Californians who want their state to secede from the US can now start collecting signatures to place a “Calexit” initiative on the 2018 ballot, after California Secretary of State Alex Padilla cleared the proposed initiative to begin collecting signatures this week.
A campaign committee, Yes California Independence Committee, has been around for at least two years, but the election of President Donald Trump only saw increased momentum for the so-called Calexit cause, Los Angeles Times reported.
He lost California by more than 4 million votes, fuelling interest in a Calexit ? a play on the UK’s “Brexit” campaign that saw Britain’s voters decide to leave the European Union.
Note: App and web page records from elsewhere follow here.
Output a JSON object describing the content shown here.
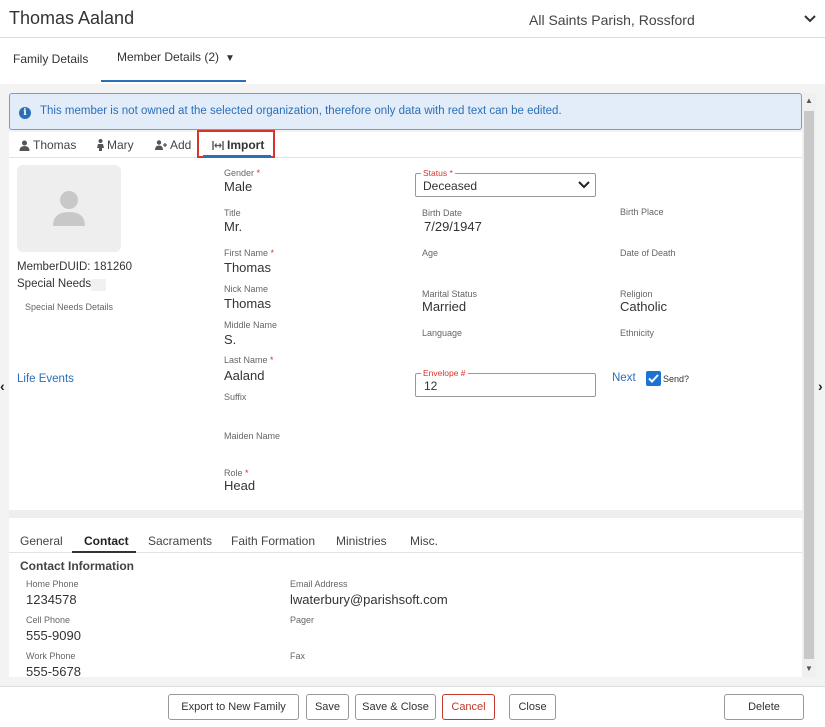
{
  "header": {
    "title": "Thomas Aaland",
    "organization": "All Saints Parish, Rossford"
  },
  "top_tabs": {
    "family": "Family Details",
    "member": "Member Details (2)",
    "active": "member"
  },
  "alert": {
    "icon": "info-icon",
    "text": "This member is not owned at the selected organization, therefore only data with red text can be edited."
  },
  "member_tabs": [
    {
      "label": "Thomas",
      "icon": "person-male-icon"
    },
    {
      "label": "Mary",
      "icon": "person-female-icon"
    },
    {
      "label": "Add",
      "icon": "add-person-icon"
    },
    {
      "label": "Import",
      "icon": "import-icon",
      "active": true
    }
  ],
  "profile": {
    "member_duid": "MemberDUID: 181260",
    "special_needs": "Special Needs",
    "special_needs_details": "Special Needs Details",
    "life_events": "Life Events"
  },
  "fields": {
    "gender": {
      "label": "Gender",
      "required": "*",
      "value": "Male"
    },
    "title": {
      "label": "Title",
      "value": "Mr."
    },
    "first_name": {
      "label": "First Name",
      "required": "*",
      "value": "Thomas"
    },
    "nick_name": {
      "label": "Nick Name",
      "value": "Thomas"
    },
    "middle_name": {
      "label": "Middle Name",
      "value": "S."
    },
    "last_name": {
      "label": "Last Name",
      "required": "*",
      "value": "Aaland"
    },
    "suffix": {
      "label": "Suffix",
      "value": ""
    },
    "maiden_name": {
      "label": "Maiden Name",
      "value": ""
    },
    "role": {
      "label": "Role",
      "required": "*",
      "value": "Head"
    },
    "status": {
      "label": "Status",
      "required": "*",
      "value": "Deceased"
    },
    "birth_date": {
      "label": "Birth Date",
      "value": "7/29/1947"
    },
    "age": {
      "label": "Age",
      "value": ""
    },
    "marital_status": {
      "label": "Marital Status",
      "value": "Married"
    },
    "language": {
      "label": "Language",
      "value": ""
    },
    "envelope": {
      "label": "Envelope #",
      "value": "12"
    },
    "birth_place": {
      "label": "Birth Place",
      "value": ""
    },
    "date_of_death": {
      "label": "Date of Death",
      "value": ""
    },
    "religion": {
      "label": "Religion",
      "value": "Catholic"
    },
    "ethnicity": {
      "label": "Ethnicity",
      "value": ""
    },
    "next_link": "Next",
    "send_label": "Send?",
    "send_checked": true
  },
  "bottom_tabs": {
    "items": [
      "General",
      "Contact",
      "Sacraments",
      "Faith Formation",
      "Ministries",
      "Misc."
    ],
    "active": "Contact"
  },
  "contact": {
    "section_title": "Contact Information",
    "home_phone": {
      "label": "Home Phone",
      "value": "1234578"
    },
    "cell_phone": {
      "label": "Cell Phone",
      "value": "555-9090"
    },
    "work_phone": {
      "label": "Work Phone",
      "value": "555-5678"
    },
    "email": {
      "label": "Email Address",
      "value": "lwaterbury@parishsoft.com"
    },
    "pager": {
      "label": "Pager",
      "value": ""
    },
    "fax": {
      "label": "Fax",
      "value": ""
    }
  },
  "footer": {
    "export": "Export to New Family",
    "save": "Save",
    "save_close": "Save & Close",
    "cancel": "Cancel",
    "close": "Close",
    "delete": "Delete"
  },
  "colors": {
    "accent": "#2a6fb8",
    "required": "#d9332e",
    "alert_bg": "#e3edfa",
    "checkbox": "#1e73d2"
  }
}
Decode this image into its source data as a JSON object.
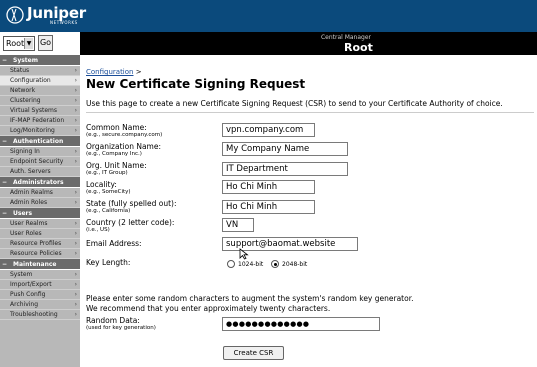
{
  "brand": {
    "name": "Juniper",
    "sub": "NETWORKS",
    "color": "#0b4a7c"
  },
  "header": {
    "role_value": "Root",
    "go_label": "Go",
    "cm_label": "Central Manager",
    "cm_title": "Root"
  },
  "sidebar": {
    "sections": [
      {
        "title": "System",
        "items": [
          "Status",
          "Configuration",
          "Network",
          "Clustering",
          "Virtual Systems",
          "IF-MAP Federation",
          "Log/Monitoring"
        ]
      },
      {
        "title": "Authentication",
        "items": [
          "Signing In",
          "Endpoint Security",
          "Auth. Servers"
        ]
      },
      {
        "title": "Administrators",
        "items": [
          "Admin Realms",
          "Admin Roles"
        ]
      },
      {
        "title": "Users",
        "items": [
          "User Realms",
          "User Roles",
          "Resource Profiles",
          "Resource Policies"
        ]
      },
      {
        "title": "Maintenance",
        "items": [
          "System",
          "Import/Export",
          "Push Config",
          "Archiving",
          "Troubleshooting"
        ]
      }
    ],
    "active_item": "Configuration"
  },
  "main": {
    "breadcrumb_link": "Configuration",
    "breadcrumb_sep": ">",
    "title": "New Certificate Signing Request",
    "intro": "Use this page to create a new Certificate Signing Request (CSR) to send to your Certificate Authority of choice.",
    "fields": {
      "common_name": {
        "label": "Common Name:",
        "hint": "(e.g., secure.company.com)",
        "value": "vpn.company.com"
      },
      "org_name": {
        "label": "Organization Name:",
        "hint": "(e.g., Company Inc.)",
        "value": "My Company Name"
      },
      "org_unit": {
        "label": "Org. Unit Name:",
        "hint": "(e.g., IT Group)",
        "value": "IT Department"
      },
      "locality": {
        "label": "Locality:",
        "hint": "(e.g., SomeCity)",
        "value": "Ho Chi Minh"
      },
      "state": {
        "label": "State (fully spelled out):",
        "hint": "(e.g., California)",
        "value": "Ho Chi Minh"
      },
      "country": {
        "label": "Country (2 letter code):",
        "hint": "(i.e., US)",
        "value": "VN"
      },
      "email": {
        "label": "Email Address:",
        "value": "support@baomat.website"
      }
    },
    "key_length": {
      "label": "Key Length:",
      "options": [
        "1024-bit",
        "2048-bit"
      ],
      "selected": "2048-bit"
    },
    "random_note_1": "Please enter some random characters to augment the system's random key generator.",
    "random_note_2": "We recommend that you enter approximately twenty characters.",
    "random": {
      "label": "Random Data:",
      "hint": "(used for key generation)",
      "value": "●●●●●●●●●●●●●"
    },
    "submit_label": "Create CSR"
  }
}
California Secretary of State’s office announced that the group could begin collecting signatures on Thursday.
The group needs 585,407 signatures from registered voters over the next 180 days to qualify for the ballot.
“If the 2018 ballot initiative passes, it would force a 2019 statewide special election asking voters if they want California to become an independent country,” it said.
If at least half of registered voters participate in that vote, with at least 55 per cent of those voting to approve, the results would be treated as California’s declaration of independence, the paper said.
“California loses [by] being a part of America culturally and financially,” said Marcus Ruiz Evans, one of the campaign’s founders. “It could be a nation all its own, everybody knows that. The only question is if they want to break off.”
It’s unclear how the group will collect the required signatures from registered voters over the next 180 days to qualify for the ballot.
Supporters first proposed a ballot measure to the state attorney general?s office in November.
According to a summary prepared by the state attorney general, if the measure got onto the ballot and passed, it would repeal clauses in the California Constitution stating that the state is an “inseparable part of the United States” and that the US Constitution is the “supreme law of the land,” the Los Angeles Times reported.
It’s not clear whether a California secession would be handled by the federal government, even if the state’s voters approved it.